Dataset rows describing interfaces
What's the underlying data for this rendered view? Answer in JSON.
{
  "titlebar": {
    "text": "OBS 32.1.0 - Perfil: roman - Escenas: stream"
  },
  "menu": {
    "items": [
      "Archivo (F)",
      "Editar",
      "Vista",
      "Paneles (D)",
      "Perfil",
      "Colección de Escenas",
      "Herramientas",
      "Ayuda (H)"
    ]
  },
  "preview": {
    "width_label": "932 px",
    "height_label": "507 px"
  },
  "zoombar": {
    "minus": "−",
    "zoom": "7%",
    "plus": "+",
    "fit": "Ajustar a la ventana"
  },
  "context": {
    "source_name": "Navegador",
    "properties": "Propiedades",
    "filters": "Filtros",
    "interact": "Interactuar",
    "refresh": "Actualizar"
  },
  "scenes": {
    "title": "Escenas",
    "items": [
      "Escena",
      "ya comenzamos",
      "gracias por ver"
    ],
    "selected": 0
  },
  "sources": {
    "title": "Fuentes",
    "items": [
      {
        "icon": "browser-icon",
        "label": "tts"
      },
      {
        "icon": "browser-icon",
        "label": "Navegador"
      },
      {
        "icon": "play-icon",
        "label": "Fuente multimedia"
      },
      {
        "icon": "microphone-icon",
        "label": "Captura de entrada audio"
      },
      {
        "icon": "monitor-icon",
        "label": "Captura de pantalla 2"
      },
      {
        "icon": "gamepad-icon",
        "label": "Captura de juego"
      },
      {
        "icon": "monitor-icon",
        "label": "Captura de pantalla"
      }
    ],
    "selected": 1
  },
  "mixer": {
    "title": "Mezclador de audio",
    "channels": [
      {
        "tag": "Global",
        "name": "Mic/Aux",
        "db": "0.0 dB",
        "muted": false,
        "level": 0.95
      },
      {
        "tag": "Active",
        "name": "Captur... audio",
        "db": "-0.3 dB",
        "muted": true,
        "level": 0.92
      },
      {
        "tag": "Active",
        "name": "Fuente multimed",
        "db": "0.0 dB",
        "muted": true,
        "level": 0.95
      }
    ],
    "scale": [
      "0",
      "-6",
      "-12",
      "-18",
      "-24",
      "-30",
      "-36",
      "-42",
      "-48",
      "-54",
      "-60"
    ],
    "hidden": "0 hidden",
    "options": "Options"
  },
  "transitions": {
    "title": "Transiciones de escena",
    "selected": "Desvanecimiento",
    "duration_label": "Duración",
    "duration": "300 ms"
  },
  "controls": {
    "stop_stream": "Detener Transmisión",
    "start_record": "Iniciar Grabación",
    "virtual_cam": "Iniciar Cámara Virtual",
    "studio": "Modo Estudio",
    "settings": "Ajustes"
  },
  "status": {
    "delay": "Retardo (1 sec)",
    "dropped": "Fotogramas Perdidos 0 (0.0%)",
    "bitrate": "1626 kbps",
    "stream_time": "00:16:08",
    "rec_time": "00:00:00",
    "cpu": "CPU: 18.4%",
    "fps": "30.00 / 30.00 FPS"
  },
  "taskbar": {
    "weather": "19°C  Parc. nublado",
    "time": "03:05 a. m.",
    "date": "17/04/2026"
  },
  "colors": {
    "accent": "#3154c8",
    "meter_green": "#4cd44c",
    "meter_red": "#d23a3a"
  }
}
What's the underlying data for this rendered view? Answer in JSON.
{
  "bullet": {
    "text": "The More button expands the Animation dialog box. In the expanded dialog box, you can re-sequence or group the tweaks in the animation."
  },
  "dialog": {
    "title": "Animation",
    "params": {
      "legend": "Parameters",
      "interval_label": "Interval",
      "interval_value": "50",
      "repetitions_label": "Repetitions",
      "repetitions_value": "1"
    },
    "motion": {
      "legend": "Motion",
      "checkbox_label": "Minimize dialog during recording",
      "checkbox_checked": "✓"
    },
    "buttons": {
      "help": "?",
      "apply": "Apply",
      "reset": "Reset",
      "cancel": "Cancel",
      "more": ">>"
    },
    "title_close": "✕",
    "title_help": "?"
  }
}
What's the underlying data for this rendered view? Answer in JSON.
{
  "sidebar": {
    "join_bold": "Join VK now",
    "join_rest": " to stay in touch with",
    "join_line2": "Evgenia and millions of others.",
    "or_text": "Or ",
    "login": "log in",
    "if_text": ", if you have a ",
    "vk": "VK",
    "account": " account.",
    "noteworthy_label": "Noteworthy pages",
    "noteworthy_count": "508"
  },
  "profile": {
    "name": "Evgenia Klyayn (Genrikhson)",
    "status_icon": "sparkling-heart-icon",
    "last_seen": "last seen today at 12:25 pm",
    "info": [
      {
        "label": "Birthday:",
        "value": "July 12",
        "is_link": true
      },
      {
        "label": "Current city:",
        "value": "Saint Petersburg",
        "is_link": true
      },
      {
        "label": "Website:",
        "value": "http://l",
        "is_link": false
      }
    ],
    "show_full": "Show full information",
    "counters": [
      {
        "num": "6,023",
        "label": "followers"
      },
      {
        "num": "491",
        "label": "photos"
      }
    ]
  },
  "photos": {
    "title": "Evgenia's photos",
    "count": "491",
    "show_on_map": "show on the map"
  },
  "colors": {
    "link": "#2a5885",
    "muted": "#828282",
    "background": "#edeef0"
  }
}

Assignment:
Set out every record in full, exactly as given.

Result for this exercise:
What's the underlying data for this rendered view? Answer in JSON.
{
  "titlebar": {
    "text": "OBS 32.1.0 - Perfil: roman - Escenas: stream"
  },
  "menu": {
    "items": [
      "Archivo (F)",
      "Editar",
      "Vista",
      "Paneles (D)",
      "Perfil",
      "Colección de Escenas",
      "Herramientas",
      "Ayuda (H)"
    ]
  },
  "preview": {
    "width_label": "932 px",
    "height_label": "507 px"
  },
  "zoombar": {
    "minus": "−",
    "zoom": "7%",
    "plus": "+",
    "fit": "Ajustar a la ventana"
  },
  "context": {
    "source_name": "Navegador",
    "properties": "Propiedades",
    "filters": "Filtros",
    "interact": "Interactuar",
    "refresh": "Actualizar"
  },
  "scenes": {
    "title": "Escenas",
    "items": [
      "Escena",
      "ya comenzamos",
      "gracias por ver"
    ],
    "selected": 0
  },
  "sources": {
    "title": "Fuentes",
    "items": [
      {
        "icon": "browser-icon",
        "label": "tts"
      },
      {
        "icon": "browser-icon",
        "label": "Navegador"
      },
      {
        "icon": "play-icon",
        "label": "Fuente multimedia"
      },
      {
        "icon": "microphone-icon",
        "label": "Captura de entrada audio"
      },
      {
        "icon": "monitor-icon",
        "label": "Captura de pantalla 2"
      },
      {
        "icon": "gamepad-icon",
        "label": "Captura de juego"
      },
      {
        "icon": "monitor-icon",
        "label": "Captura de pantalla"
      }
    ],
    "selected": 1
  },
  "mixer": {
    "title": "Mezclador de audio",
    "channels": [
      {
        "tag": "Global",
        "name": "Mic/Aux",
        "db": "0.0 dB",
        "muted": false,
        "level": 0.95
      },
      {
        "tag": "Active",
        "name": "Captur... audio",
        "db": "-0.3 dB",
        "muted": true,
        "level": 0.92
      },
      {
        "tag": "Active",
        "name": "Fuente multimed",
        "db": "0.0 dB",
        "muted": true,
        "level": 0.95
      }
    ],
    "scale": [
      "0",
      "-6",
      "-12",
      "-18",
      "-24",
      "-30",
      "-36",
      "-42",
      "-48",
      "-54",
      "-60"
    ],
    "hidden": "0 hidden",
    "options": "Options"
  },
  "transitions": {
    "title": "Transiciones de escena",
    "selected": "Desvanecimiento",
    "duration_label": "Duración",
    "duration": "300 ms"
  },
  "controls": {
    "stop_stream": "Detener Transmisión",
    "start_record": "Iniciar Grabación",
    "virtual_cam": "Iniciar Cámara Virtual",
    "studio": "Modo Estudio",
    "settings": "Ajustes"
  },
  "status": {
    "delay": "Retardo (1 sec)",
    "dropped": "Fotogramas Perdidos 0 (0.0%)",
    "bitrate": "1626 kbps",
    "stream_time": "00:16:08",
    "rec_time": "00:00:00",
    "cpu": "CPU: 18.4%",
    "fps": "30.00 / 30.00 FPS"
  },
  "taskbar": {
    "weather": "19°C  Parc. nublado",
    "time": "03:05 a. m.",
    "date": "17/04/2026"
  },
  "colors": {
    "accent": "#3154c8",
    "meter_green": "#4cd44c",
    "meter_red": "#d23a3a"
  }
}
What's the underlying data for this rendered view? Answer in JSON.
{
  "bullet": {
    "text": "The More button expands the Animation dialog box. In the expanded dialog box, you can re-sequence or group the tweaks in the animation."
  },
  "dialog": {
    "title": "Animation",
    "params": {
      "legend": "Parameters",
      "interval_label": "Interval",
      "interval_value": "50",
      "repetitions_label": "Repetitions",
      "repetitions_value": "1"
    },
    "motion": {
      "legend": "Motion",
      "checkbox_label": "Minimize dialog during recording",
      "checkbox_checked": "✓"
    },
    "buttons": {
      "help": "?",
      "apply": "Apply",
      "reset": "Reset",
      "cancel": "Cancel",
      "more": ">>"
    },
    "title_close": "✕",
    "title_help": "?"
  }
}
What's the underlying data for this rendered view? Answer in JSON.
{
  "sidebar": {
    "join_bold": "Join VK now",
    "join_rest": " to stay in touch with",
    "join_line2": "Evgenia and millions of others.",
    "or_text": "Or ",
    "login": "log in",
    "if_text": ", if you have a ",
    "vk": "VK",
    "account": " account.",
    "noteworthy_label": "Noteworthy pages",
    "noteworthy_count": "508"
  },
  "profile": {
    "name": "Evgenia Klyayn (Genrikhson)",
    "status_icon": "sparkling-heart-icon",
    "last_seen": "last seen today at 12:25 pm",
    "info": [
      {
        "label": "Birthday:",
        "value": "July 12",
        "is_link": true
      },
      {
        "label": "Current city:",
        "value": "Saint Petersburg",
        "is_link": true
      },
      {
        "label": "Website:",
        "value": "http://l",
        "is_link": false
      }
    ],
    "show_full": "Show full information",
    "counters": [
      {
        "num": "6,023",
        "label": "followers"
      },
      {
        "num": "491",
        "label": "photos"
      }
    ]
  },
  "photos": {
    "title": "Evgenia's photos",
    "count": "491",
    "show_on_map": "show on the map"
  },
  "colors": {
    "link": "#2a5885",
    "muted": "#828282",
    "background": "#edeef0"
  }
}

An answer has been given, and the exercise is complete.